# WHAT IS BEING ASKED
Print the entries underneath word for word, omitting whatever pictures they contain.

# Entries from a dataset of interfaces
>>

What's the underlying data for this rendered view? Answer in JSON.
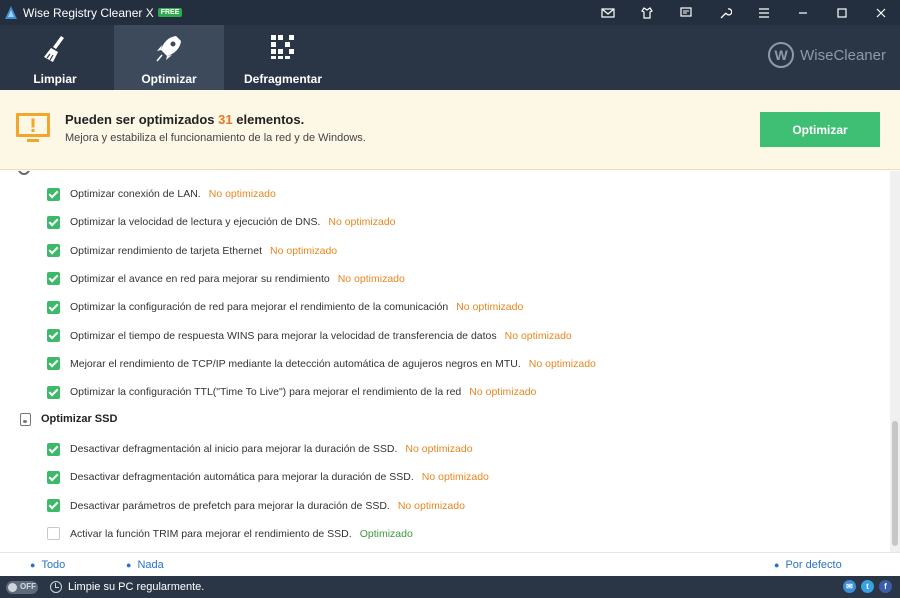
{
  "window": {
    "title": "Wise Registry Cleaner X",
    "badge": "FREE"
  },
  "nav": {
    "tabs": [
      {
        "label": "Limpiar",
        "icon": "broom-icon",
        "active": false
      },
      {
        "label": "Optimizar",
        "icon": "rocket-icon",
        "active": true
      },
      {
        "label": "Defragmentar",
        "icon": "defrag-icon",
        "active": false
      }
    ],
    "brand": "WiseCleaner",
    "brand_mark": "W"
  },
  "banner": {
    "title_before": "Pueden ser optimizados",
    "count": "31",
    "title_after": "elementos.",
    "subtitle": "Mejora y estabiliza el funcionamiento de la red y de Windows.",
    "button": "Optimizar"
  },
  "colors": {
    "accent_green": "#3fbf73",
    "status_orange": "#e8861f",
    "status_ok": "#3a9a3a",
    "titlebar": "#232f3e"
  },
  "network_items": [
    {
      "text": "Optimizar conexión de LAN.",
      "status": "No optimizado",
      "checked": true
    },
    {
      "text": "Optimizar la velocidad de lectura y ejecución de DNS.",
      "status": "No optimizado",
      "checked": true
    },
    {
      "text": "Optimizar rendimiento de tarjeta Ethernet",
      "status": "No optimizado",
      "checked": true
    },
    {
      "text": "Optimizar el avance en red para mejorar su rendimiento",
      "status": "No optimizado",
      "checked": true
    },
    {
      "text": "Optimizar la configuración de red para mejorar el rendimiento de la comunicación",
      "status": "No optimizado",
      "checked": true
    },
    {
      "text": "Optimizar el tiempo de respuesta WINS para mejorar la velocidad de transferencia de datos",
      "status": "No optimizado",
      "checked": true
    },
    {
      "text": "Mejorar el rendimiento de TCP/IP mediante la detección automática de agujeros negros en MTU.",
      "status": "No optimizado",
      "checked": true
    },
    {
      "text": "Optimizar la configuración TTL(\"Time To Live\") para mejorar el rendimiento de la red",
      "status": "No optimizado",
      "checked": true
    }
  ],
  "ssd_section": {
    "title": "Optimizar SSD",
    "items": [
      {
        "text": "Desactivar defragmentación al inicio para mejorar la duración de SSD.",
        "status": "No optimizado",
        "checked": true
      },
      {
        "text": "Desactivar defragmentación automática para mejorar la duración de SSD.",
        "status": "No optimizado",
        "checked": true
      },
      {
        "text": "Desactivar parámetros de prefetch para mejorar la duración de SSD.",
        "status": "No optimizado",
        "checked": true
      },
      {
        "text": "Activar la función TRIM para mejorar el rendimiento de SSD.",
        "status": "Optimizado",
        "checked": false
      }
    ]
  },
  "links": {
    "all": "Todo",
    "none": "Nada",
    "default": "Por defecto"
  },
  "status_bar": {
    "toggle": "OFF",
    "text": "Limpie su PC regularmente."
  }
}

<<

# EXERCISE RESPONSE
What's the underlying data for this rendered view? Answer in JSON.
{
  "window": {
    "title": "Wise Registry Cleaner X",
    "badge": "FREE"
  },
  "nav": {
    "tabs": [
      {
        "label": "Limpiar",
        "icon": "broom-icon",
        "active": false
      },
      {
        "label": "Optimizar",
        "icon": "rocket-icon",
        "active": true
      },
      {
        "label": "Defragmentar",
        "icon": "defrag-icon",
        "active": false
      }
    ],
    "brand": "WiseCleaner",
    "brand_mark": "W"
  },
  "banner": {
    "title_before": "Pueden ser optimizados",
    "count": "31",
    "title_after": "elementos.",
    "subtitle": "Mejora y estabiliza el funcionamiento de la red y de Windows.",
    "button": "Optimizar"
  },
  "colors": {
    "accent_green": "#3fbf73",
    "status_orange": "#e8861f",
    "status_ok": "#3a9a3a",
    "titlebar": "#232f3e"
  },
  "network_items": [
    {
      "text": "Optimizar conexión de LAN.",
      "status": "No optimizado",
      "checked": true
    },
    {
      "text": "Optimizar la velocidad de lectura y ejecución de DNS.",
      "status": "No optimizado",
      "checked": true
    },
    {
      "text": "Optimizar rendimiento de tarjeta Ethernet",
      "status": "No optimizado",
      "checked": true
    },
    {
      "text": "Optimizar el avance en red para mejorar su rendimiento",
      "status": "No optimizado",
      "checked": true
    },
    {
      "text": "Optimizar la configuración de red para mejorar el rendimiento de la comunicación",
      "status": "No optimizado",
      "checked": true
    },
    {
      "text": "Optimizar el tiempo de respuesta WINS para mejorar la velocidad de transferencia de datos",
      "status": "No optimizado",
      "checked": true
    },
    {
      "text": "Mejorar el rendimiento de TCP/IP mediante la detección automática de agujeros negros en MTU.",
      "status": "No optimizado",
      "checked": true
    },
    {
      "text": "Optimizar la configuración TTL(\"Time To Live\") para mejorar el rendimiento de la red",
      "status": "No optimizado",
      "checked": true
    }
  ],
  "ssd_section": {
    "title": "Optimizar SSD",
    "items": [
      {
        "text": "Desactivar defragmentación al inicio para mejorar la duración de SSD.",
        "status": "No optimizado",
        "checked": true
      },
      {
        "text": "Desactivar defragmentación automática para mejorar la duración de SSD.",
        "status": "No optimizado",
        "checked": true
      },
      {
        "text": "Desactivar parámetros de prefetch para mejorar la duración de SSD.",
        "status": "No optimizado",
        "checked": true
      },
      {
        "text": "Activar la función TRIM para mejorar el rendimiento de SSD.",
        "status": "Optimizado",
        "checked": false
      }
    ]
  },
  "links": {
    "all": "Todo",
    "none": "Nada",
    "default": "Por defecto"
  },
  "status_bar": {
    "toggle": "OFF",
    "text": "Limpie su PC regularmente."
  }
}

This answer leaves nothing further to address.